This interactive guide to the demise (or, rather, the rise) of the passive voice by Vijith Assar at McSweeney’s is every bit as fascinating as it is troubling. This notable piece from The Millions by Fiona Maazel should act as a nice grammatical complement.
What is deracination, and why is it key to understanding American fiction? In her novel Housekeeping, Pulitzer laureate Marilynne Robinson defines it as “the free appreciation of whatever comes under one’s eye,” inspired by the Western sentiment of “feeling no tie of particularity to any single past or history.” In the Boston Review, Jess Row states that deracination is “a long-lived and nearly universal trope in white American literature,” claiming it represents “an American ideal: not to strip from the roots, but to de-race oneself.”
Calling all Tumblr-ers!

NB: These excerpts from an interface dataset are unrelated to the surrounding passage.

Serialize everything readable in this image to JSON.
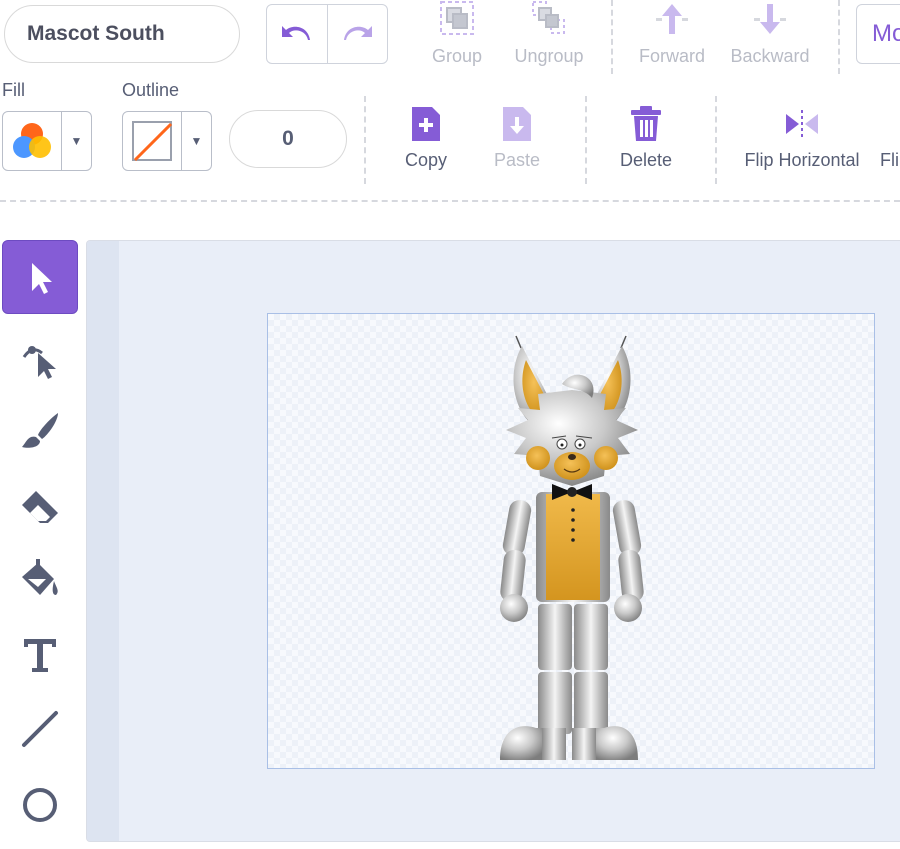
{
  "costume": {
    "name": "Mascot South"
  },
  "toolbar_top": {
    "group_label": "Group",
    "ungroup_label": "Ungroup",
    "forward_label": "Forward",
    "backward_label": "Backward",
    "more_label": "Mo"
  },
  "toolbar_bottom": {
    "fill_label": "Fill",
    "outline_label": "Outline",
    "outline_width": "0",
    "copy_label": "Copy",
    "paste_label": "Paste",
    "delete_label": "Delete",
    "flip_h_label": "Flip Horizontal",
    "flip_v_label": "Fli"
  },
  "colors": {
    "accent": "#855cd6",
    "disabled": "#b9bcc6",
    "text": "#575e75",
    "outline_none": "#ff661a"
  },
  "toolbox": [
    {
      "name": "select",
      "icon": "arrow-pointer-icon",
      "active": true
    },
    {
      "name": "reshape",
      "icon": "reshape-pointer-icon",
      "active": false
    },
    {
      "name": "brush",
      "icon": "brush-icon",
      "active": false
    },
    {
      "name": "eraser",
      "icon": "eraser-icon",
      "active": false
    },
    {
      "name": "fill",
      "icon": "paint-bucket-icon",
      "active": false
    },
    {
      "name": "text",
      "icon": "text-t-icon",
      "active": false
    },
    {
      "name": "line",
      "icon": "line-icon",
      "active": false
    },
    {
      "name": "circle",
      "icon": "circle-icon",
      "active": false
    }
  ]
}
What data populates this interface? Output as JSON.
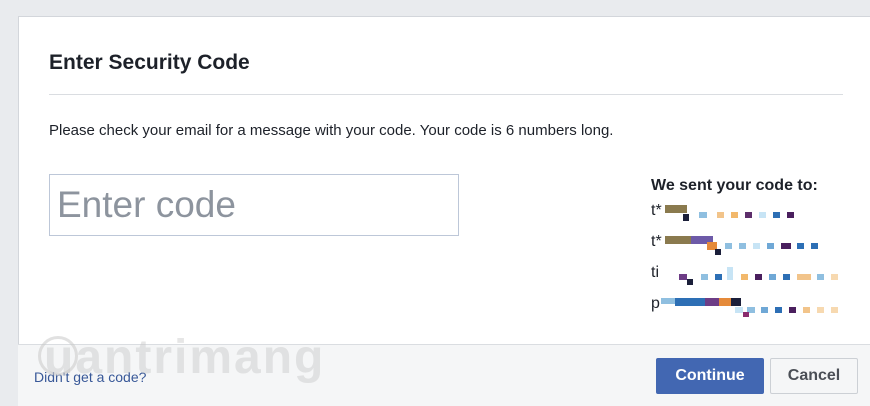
{
  "dialog": {
    "title": "Enter Security Code",
    "instructions": "Please check your email for a message with your code. Your code is 6 numbers long.",
    "code_input": {
      "placeholder": "Enter code",
      "value": ""
    },
    "sent_title": "We sent your code to:",
    "recipients": [
      {
        "prefix": "t*"
      },
      {
        "prefix": "t*"
      },
      {
        "prefix": "ti"
      },
      {
        "prefix": "p"
      }
    ]
  },
  "footer": {
    "no_code_link": "Didn't get a code?",
    "continue_label": "Continue",
    "cancel_label": "Cancel"
  },
  "watermark": {
    "text": "uantrimang"
  },
  "colors": {
    "primary": "#4267b2",
    "link": "#385898",
    "text": "#1d2129"
  }
}
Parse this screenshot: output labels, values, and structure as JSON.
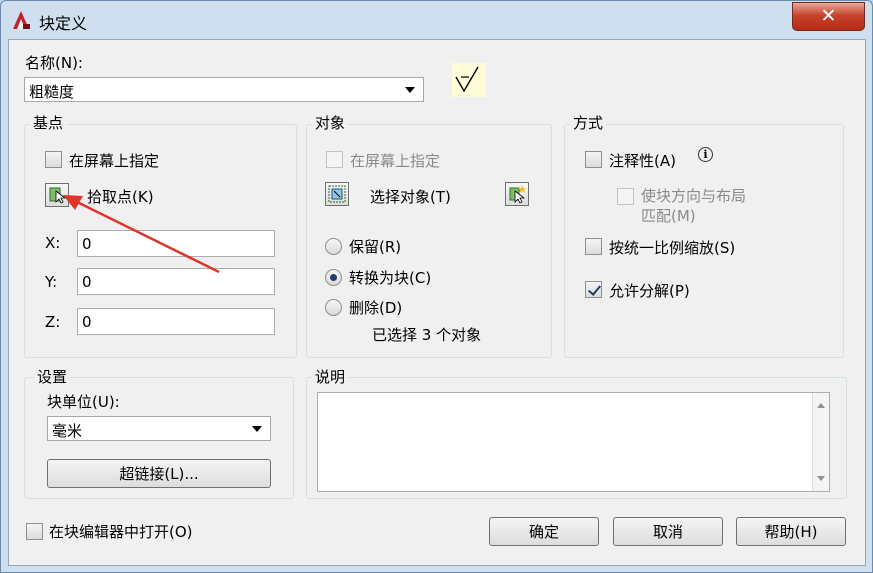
{
  "window": {
    "title": "块定义"
  },
  "name": {
    "label": "名称(N):",
    "value": "粗糙度"
  },
  "basepoint": {
    "title": "基点",
    "specify_label": "在屏幕上指定",
    "pick_label": "拾取点(K)",
    "x_label": "X:",
    "x_value": "0",
    "y_label": "Y:",
    "y_value": "0",
    "z_label": "Z:",
    "z_value": "0"
  },
  "objects": {
    "title": "对象",
    "specify_label": "在屏幕上指定",
    "select_label": "选择对象(T)",
    "retain_label": "保留(R)",
    "convert_label": "转换为块(C)",
    "delete_label": "删除(D)",
    "status": "已选择 3 个对象"
  },
  "behavior": {
    "title": "方式",
    "annotative_label": "注释性(A)",
    "match_orient_label_1": "使块方向与布局",
    "match_orient_label_2": "匹配(M)",
    "scale_uniform_label": "按统一比例缩放(S)",
    "allow_explode_label": "允许分解(P)"
  },
  "settings": {
    "title": "设置",
    "unit_label": "块单位(U):",
    "unit_value": "毫米",
    "hyperlink_label": "超链接(L)..."
  },
  "description": {
    "title": "说明"
  },
  "footer": {
    "open_editor_label": "在块编辑器中打开(O)",
    "ok_label": "确定",
    "cancel_label": "取消",
    "help_label": "帮助(H)"
  },
  "colors": {
    "accent_arrow": "#e0342a",
    "close_button": "#c8442d"
  }
}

Chronicle Books, the company responsible for such web-to-paper successes as F*ck I’m In My Twenties! and Dads Are the Original Hipsters, is looking for “the next big humor book idea.” Details for submissions can be found on their introductory Tumblr post. The deadline is February 28th.